■ **Work to complete**
Find each line of the entries with the string "icon", please, and copy it.

<<<<

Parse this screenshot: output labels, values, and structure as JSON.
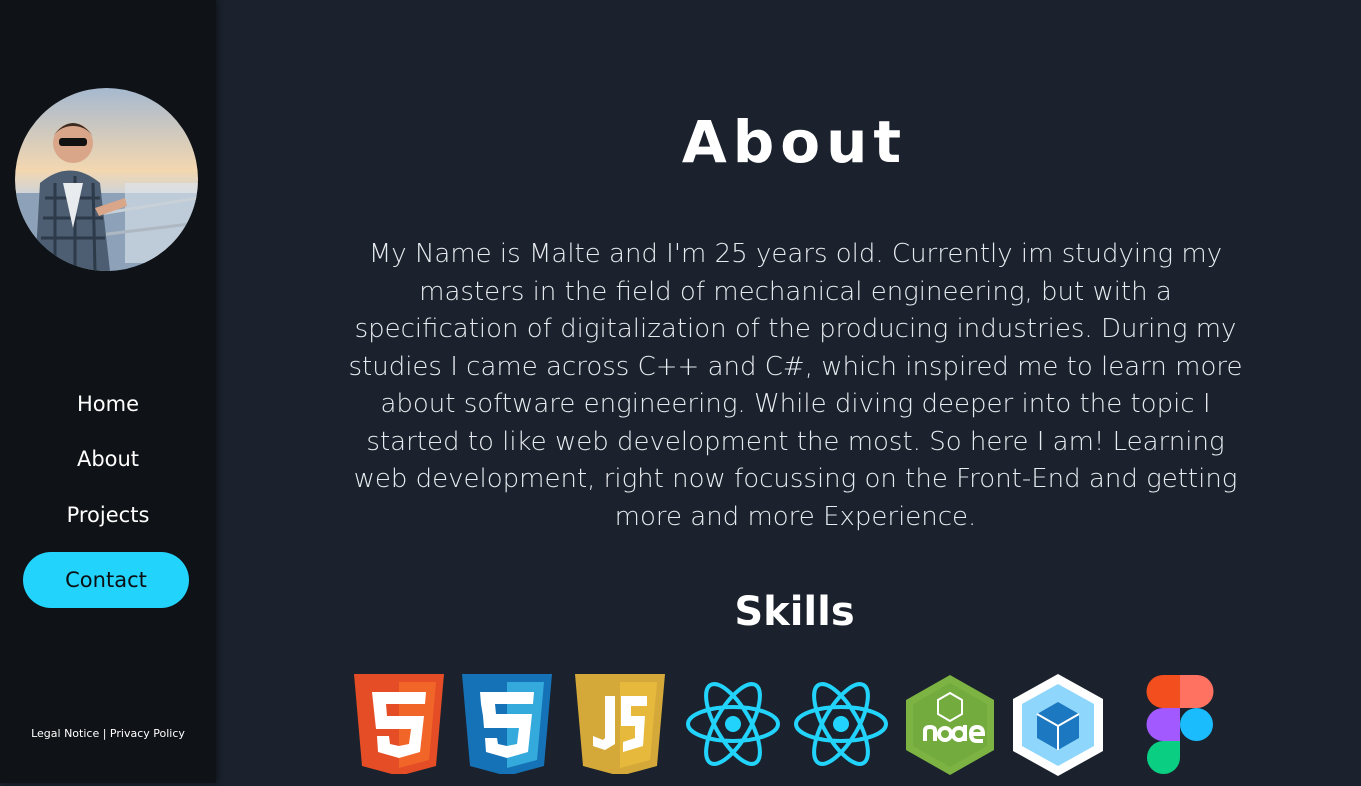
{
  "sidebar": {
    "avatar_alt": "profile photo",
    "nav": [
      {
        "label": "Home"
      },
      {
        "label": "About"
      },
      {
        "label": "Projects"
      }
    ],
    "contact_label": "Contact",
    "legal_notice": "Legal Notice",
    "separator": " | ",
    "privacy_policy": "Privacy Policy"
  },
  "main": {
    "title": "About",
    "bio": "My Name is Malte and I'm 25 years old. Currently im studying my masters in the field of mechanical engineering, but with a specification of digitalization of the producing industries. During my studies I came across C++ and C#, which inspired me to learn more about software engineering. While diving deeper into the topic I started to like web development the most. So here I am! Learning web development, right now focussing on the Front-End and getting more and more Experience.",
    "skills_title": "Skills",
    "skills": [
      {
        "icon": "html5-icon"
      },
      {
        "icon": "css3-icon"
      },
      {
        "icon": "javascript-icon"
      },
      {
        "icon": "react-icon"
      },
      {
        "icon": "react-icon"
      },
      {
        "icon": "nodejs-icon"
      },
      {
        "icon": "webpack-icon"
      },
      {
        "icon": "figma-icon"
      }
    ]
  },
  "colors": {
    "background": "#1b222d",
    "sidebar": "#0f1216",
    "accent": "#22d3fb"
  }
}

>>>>
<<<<

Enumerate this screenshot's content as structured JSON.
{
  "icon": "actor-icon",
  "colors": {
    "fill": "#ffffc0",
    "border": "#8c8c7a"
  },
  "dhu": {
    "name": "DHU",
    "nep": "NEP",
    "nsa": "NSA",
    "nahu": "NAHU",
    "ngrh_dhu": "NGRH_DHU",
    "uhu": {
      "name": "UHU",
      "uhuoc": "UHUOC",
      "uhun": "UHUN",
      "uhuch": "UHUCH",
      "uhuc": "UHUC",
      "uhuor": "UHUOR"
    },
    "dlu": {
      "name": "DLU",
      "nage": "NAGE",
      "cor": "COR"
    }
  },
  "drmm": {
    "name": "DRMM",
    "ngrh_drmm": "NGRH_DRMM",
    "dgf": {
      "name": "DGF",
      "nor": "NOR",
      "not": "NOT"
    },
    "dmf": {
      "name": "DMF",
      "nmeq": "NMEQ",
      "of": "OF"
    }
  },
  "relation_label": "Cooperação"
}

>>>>
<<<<

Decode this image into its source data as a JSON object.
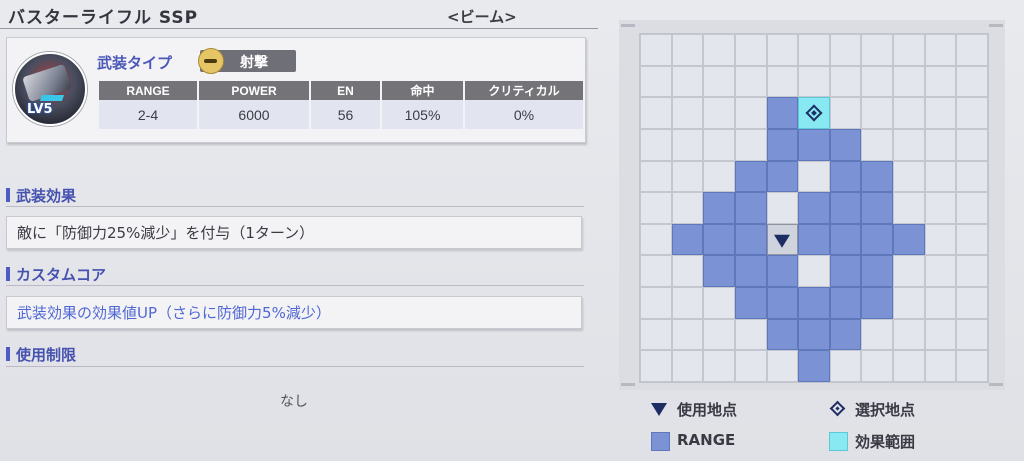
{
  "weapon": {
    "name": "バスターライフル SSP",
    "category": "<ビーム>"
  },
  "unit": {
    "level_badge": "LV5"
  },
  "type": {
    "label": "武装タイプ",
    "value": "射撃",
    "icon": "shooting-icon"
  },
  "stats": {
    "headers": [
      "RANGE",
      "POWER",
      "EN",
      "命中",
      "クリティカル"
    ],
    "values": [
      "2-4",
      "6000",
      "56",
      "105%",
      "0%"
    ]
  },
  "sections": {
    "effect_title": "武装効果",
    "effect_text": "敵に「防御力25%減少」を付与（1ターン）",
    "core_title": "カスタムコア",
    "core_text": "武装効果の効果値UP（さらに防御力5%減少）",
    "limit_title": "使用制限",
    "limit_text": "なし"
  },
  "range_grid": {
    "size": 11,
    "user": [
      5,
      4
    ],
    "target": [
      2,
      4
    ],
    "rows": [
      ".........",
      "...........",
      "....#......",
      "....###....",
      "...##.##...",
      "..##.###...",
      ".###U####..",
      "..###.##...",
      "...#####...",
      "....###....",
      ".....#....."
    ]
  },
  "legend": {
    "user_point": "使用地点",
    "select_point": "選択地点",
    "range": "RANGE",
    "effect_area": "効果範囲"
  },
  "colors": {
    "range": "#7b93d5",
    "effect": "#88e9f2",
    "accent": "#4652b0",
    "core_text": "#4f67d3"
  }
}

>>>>

■ **Exercise answer**
        "icon": "html5-icon"
        "icon": "css3-icon"
        "icon": "javascript-icon"
        "icon": "react-icon"
        "icon": "react-icon"
        "icon": "nodejs-icon"
        "icon": "webpack-icon"
        "icon": "figma-icon"
  "icon": "actor-icon",
    "icon": "shooting-icon"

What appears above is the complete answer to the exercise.